Standard diploma is the diploma granted to all students, including students with disabilities, who meet state standards and requirements. All students entering 9th grade during the 2014-15 school year and after must work toward a standard diploma.
Legislation passed in Florida during the 2014 session required that the State Board of Education create rules regarding additional ways in which students with disabilities, beginning with the 2014-2015 ninth grade cohort, may earn a standard diploma. Consequently, in addition to the standard diploma options available to all students, there are two additional standard diploma options available only to students with disabilities with an IEP. The first is a 24 credit standard diploma with academic and employment options. The second is a 24 credit standard diploma with access courses and alternate assessment. Criteria for these options are presented in this guide. Also see the related technical assistance paper here.

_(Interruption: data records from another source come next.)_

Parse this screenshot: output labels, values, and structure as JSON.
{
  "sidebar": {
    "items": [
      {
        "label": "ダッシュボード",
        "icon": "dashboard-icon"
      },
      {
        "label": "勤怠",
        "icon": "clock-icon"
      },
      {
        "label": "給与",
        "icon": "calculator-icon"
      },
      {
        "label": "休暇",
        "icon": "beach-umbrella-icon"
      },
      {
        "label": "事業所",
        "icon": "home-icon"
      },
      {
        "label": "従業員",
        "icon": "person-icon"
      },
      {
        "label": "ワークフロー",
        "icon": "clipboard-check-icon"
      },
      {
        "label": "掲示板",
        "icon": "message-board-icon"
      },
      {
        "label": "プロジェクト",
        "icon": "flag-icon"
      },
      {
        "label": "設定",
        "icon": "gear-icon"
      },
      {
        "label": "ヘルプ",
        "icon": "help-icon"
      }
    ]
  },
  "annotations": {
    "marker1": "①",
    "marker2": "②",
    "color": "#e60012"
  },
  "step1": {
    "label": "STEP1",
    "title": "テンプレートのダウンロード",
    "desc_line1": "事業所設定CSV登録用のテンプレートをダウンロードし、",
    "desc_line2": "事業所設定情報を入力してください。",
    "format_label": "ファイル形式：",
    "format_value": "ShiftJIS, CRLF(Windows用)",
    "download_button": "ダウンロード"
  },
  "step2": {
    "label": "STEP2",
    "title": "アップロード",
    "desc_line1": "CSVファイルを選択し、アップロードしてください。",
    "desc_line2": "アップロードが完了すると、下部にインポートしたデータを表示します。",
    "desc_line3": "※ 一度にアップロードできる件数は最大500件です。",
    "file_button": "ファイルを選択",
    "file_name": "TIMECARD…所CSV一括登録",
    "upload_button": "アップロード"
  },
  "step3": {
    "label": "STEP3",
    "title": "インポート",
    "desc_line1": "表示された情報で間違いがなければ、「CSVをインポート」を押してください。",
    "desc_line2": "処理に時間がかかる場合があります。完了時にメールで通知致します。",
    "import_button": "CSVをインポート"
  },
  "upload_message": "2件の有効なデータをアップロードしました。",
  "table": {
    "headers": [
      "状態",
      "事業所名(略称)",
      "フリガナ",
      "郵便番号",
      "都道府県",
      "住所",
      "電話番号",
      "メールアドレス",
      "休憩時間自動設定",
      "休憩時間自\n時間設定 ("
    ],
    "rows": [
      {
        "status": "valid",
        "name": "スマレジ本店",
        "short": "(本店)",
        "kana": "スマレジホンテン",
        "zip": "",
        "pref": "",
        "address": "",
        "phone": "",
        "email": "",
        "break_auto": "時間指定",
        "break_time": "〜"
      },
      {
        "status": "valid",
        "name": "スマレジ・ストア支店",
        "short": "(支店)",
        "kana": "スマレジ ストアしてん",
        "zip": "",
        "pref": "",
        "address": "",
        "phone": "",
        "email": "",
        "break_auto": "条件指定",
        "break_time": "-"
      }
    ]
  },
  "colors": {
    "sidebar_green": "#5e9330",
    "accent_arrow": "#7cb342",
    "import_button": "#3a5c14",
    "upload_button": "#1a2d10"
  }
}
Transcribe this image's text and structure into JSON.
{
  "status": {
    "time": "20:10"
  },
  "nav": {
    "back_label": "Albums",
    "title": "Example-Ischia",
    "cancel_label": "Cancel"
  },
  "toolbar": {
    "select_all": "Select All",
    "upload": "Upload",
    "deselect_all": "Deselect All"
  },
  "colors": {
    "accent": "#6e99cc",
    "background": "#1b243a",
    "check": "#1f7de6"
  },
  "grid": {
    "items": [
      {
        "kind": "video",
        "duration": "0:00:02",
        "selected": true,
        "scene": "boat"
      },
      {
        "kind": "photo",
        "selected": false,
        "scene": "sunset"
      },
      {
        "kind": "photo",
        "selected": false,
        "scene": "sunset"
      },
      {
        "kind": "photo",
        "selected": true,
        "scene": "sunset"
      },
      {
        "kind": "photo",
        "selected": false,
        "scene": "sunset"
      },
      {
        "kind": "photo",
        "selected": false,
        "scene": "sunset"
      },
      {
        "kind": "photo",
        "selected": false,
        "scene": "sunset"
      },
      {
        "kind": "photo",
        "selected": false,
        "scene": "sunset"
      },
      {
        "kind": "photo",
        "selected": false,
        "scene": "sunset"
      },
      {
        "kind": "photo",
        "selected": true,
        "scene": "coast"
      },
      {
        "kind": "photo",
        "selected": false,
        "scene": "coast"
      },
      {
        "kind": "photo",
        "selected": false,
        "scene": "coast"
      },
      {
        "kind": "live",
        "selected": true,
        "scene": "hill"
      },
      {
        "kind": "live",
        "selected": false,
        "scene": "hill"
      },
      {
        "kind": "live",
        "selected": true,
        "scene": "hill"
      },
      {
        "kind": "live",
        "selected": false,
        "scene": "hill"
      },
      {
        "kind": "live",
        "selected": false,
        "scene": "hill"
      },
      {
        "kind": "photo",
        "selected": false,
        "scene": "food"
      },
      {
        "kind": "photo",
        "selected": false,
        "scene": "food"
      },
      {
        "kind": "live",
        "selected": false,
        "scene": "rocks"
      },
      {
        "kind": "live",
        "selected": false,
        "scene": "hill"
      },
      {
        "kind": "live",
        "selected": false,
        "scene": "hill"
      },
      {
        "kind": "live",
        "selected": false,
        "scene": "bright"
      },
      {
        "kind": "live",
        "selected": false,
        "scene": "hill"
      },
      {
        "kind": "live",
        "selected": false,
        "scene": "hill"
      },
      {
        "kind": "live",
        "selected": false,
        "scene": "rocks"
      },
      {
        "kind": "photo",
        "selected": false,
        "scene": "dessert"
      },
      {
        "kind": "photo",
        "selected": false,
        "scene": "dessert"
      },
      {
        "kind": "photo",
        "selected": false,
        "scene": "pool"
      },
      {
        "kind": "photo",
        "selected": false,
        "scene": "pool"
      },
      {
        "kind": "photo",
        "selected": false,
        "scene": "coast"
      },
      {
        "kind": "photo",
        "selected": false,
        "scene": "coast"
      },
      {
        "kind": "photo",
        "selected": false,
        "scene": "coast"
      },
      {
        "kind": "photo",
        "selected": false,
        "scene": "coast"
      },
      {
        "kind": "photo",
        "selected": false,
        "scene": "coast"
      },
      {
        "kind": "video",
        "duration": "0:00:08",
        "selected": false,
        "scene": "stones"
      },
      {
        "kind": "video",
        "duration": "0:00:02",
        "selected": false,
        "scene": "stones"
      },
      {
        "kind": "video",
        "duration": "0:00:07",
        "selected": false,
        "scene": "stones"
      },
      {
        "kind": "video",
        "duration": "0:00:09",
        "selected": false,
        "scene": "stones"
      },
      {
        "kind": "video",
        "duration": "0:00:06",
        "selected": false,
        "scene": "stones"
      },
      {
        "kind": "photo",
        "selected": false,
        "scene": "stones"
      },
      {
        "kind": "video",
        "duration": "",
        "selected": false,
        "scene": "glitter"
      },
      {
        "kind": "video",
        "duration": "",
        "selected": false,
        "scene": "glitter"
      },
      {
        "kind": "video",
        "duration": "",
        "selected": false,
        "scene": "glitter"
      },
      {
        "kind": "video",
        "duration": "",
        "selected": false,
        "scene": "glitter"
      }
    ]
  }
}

Standard Diploma Options for Students with Disabilities: 24-Credit with Academic and Employment Options
The 24-credit standard diploma with academic and employment options is a standard diploma option that is available only to students with a disability who have an IEP.
Standard Diploma Options for Students with Disabilities: 24-Credit with Access Courses and Alternate Assessment
This 24-credit standard diploma with is a standard diploma options that is available only to students with significant cognitive disabilities who take access courses and the alternate assessment.
Standard Diploma with State Standardized Testing Waiver
Florida has specific procedures that must be followed for a student to be eligible for a Standard Diploma with the state standardized testing waiver. This diploma may be granted to students with disabilities 12 who earn the specified number of credits and grade point average, meet the Florida Standards and meet any other school district graduation requirements, but have not passed state standardized testing and for whom the IEP team has decided that the state standardized testing is not an accurate measure of the student’s achievement.